There are at least 1,020 hate groups now active in the U.S., the Southern Poverty Law Center announced on Wednesday. The civil-rights group, which has tracked extremist activity since the 1980s, says it’s documented a 30 percent increase in hate-group activity over the last four years, a time period it says “roughly” coincides with the end of Barack Obama’s presidency and the rise of Donald Trump as a political figure.
The SPLC doesn’t just track white supremacists — it also tracks the Nation of Islam — but white extremists engaged directly in promoting nativism and myths about racial superiority make up the bulk of activity included in the organization’s annual hate report. SPLC researchers documented 112 active neo-Nazi groups, 148 white nationalist groups, and 63 racist skinhead groups, in addition to 36 neo-Confederate organizations. Though some white supremacists have become disillusioned with Trump over his unrealized border wall, the SPLC argues that the president’s vitriolic anti-immigrant rhetoric and soft-pedaling of white supremacist violence have emboldened hate groups.
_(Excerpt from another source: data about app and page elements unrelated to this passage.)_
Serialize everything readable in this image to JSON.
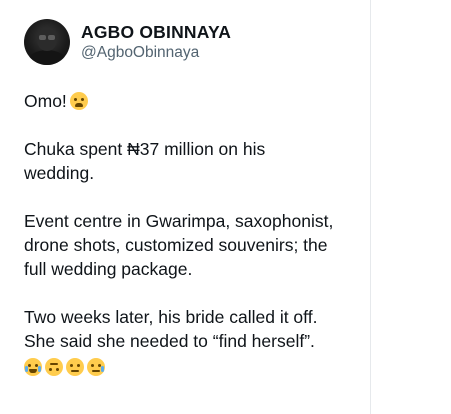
{
  "author": {
    "display_name": "AGBO OBINNAYA",
    "handle": "@AgboObinnaya"
  },
  "tweet": {
    "line1": "Omo!",
    "line1_emoji": "weary-face-emoji",
    "para2_line1": "Chuka spent ₦37 million on his",
    "para2_line2": "wedding.",
    "para3_line1": "Event centre in Gwarimpa, saxophonist,",
    "para3_line2": "drone shots, customized souvenirs; the",
    "para3_line3": "full wedding package.",
    "para4_line1": "Two weeks later, his bride called it off.",
    "para4_line2": "She said she needed to “find herself”.",
    "trailing_emojis": [
      "tears-of-joy-emoji",
      "upside-down-face-emoji",
      "confused-face-emoji",
      "crying-face-emoji"
    ]
  }
}
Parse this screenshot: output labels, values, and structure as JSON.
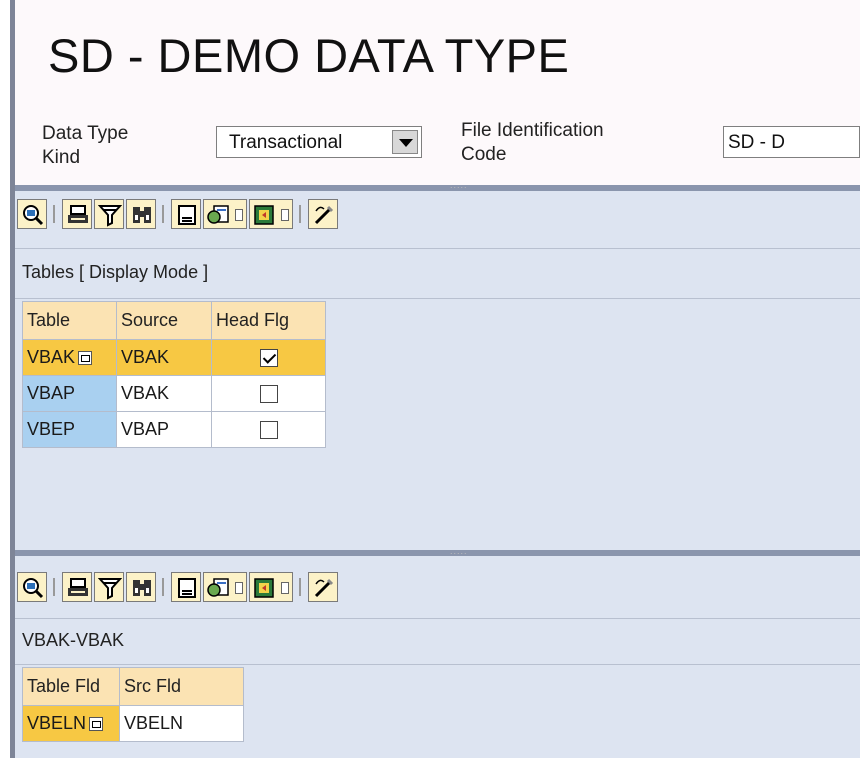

The SPLC’s hate-group designations have provoked controversy in the past — some of it legitimate, some of it not. In 2018, the organization settled a lawsuit with the Quilliam Foundation’s Maajid Nawaz over its decision to include the anti-extremism group in a “field guide” to anti-Islam activism. In 2019, both Gavin McInnes and the Center for Immigration Studies filed similar lawsuits over the organization’s hate-group designations. It’s not clear how likely it is that either McInnes or CIS will prevail. The Proud Boys, which McInnes founded and which the SPLC labelled a hate group, has been linked to violence against left-wing activists and has become a regular sight at alt-right rallies. CIS, which filed a RICO suit against SPLC, was founded by John Tanton, a nativist and a proponent of eugenics; the SPLC reports that articles by Holocaust deniers and white nationalists have circulated on the CIS listserv. (On its website, CIS countered that articles expressing a variety of ideological positions have circulated on its listserv.)
No matter what happens with these lawsuits, it’s undeniable that members of the far-right have been responsible for an escalating number of high-profile violent incidents over the last several years. It’s also true that Trump, and some of his surrogates in the conservative press, have helped mainstream certain white nationalist myths. Both Trump and Fox’s Tucker Carlson briefly became fixated on the alleged persecution of white South African farmers, though there’s no evidence of a white genocide unfolding in South Africa or anywhere else, and Trump frequently amplifies myths about the disproportionate criminality of immigrants. Since Trump took office, white nationalists have beaten left-wing activists and murdered one protester; one of his supporters, Cesar Sayoc, is on trial for a failed domestic bombing campaign. In November, authorities arrested a white nationalist in Washington, D.C., on firearms charges; the man, Jeffrey Clark, owned body armor and hollow-point ammunition and had called Sayoc’s campaign “a dry run” on a social media account.
This radicalization shows no signs of abating. Hours after the SPLC released its report, Seamus Hughes of George Washington University’s Program on Extremism broke the news that a lieutenant in the U.S. Coast Guard will go on trial for domestic terrorism charges. The lieutenant, Christopher Hasson, identified as a white supremacist, possessed around 1,000 rounds of ammunition, and created a hit list of liberal politicians and media figures ranging from House Speaker Nancy Pelosi to MSNBC’s Chris Hayes.
“Please send me your violence that I may unleash it onto their heads,” Hasson allegedly wrote in a letter. “Guide my hate to make a lasting impression on this world.” Court filings indicate that Hasson has been a white supremacist for decades. He did, however, conduct recent online search queries related to Donald Trump: “what if trump illegally impeached,” he typed, and later, “civil war if trump impeached.” Trump hasn’t explicitly called for people like Hasson to do violence in his name. But the SPLC’s report reinforces a disturbing trend. However frustrated white supremacists may be over the border wall, others seem galvanized by the Trump presidency.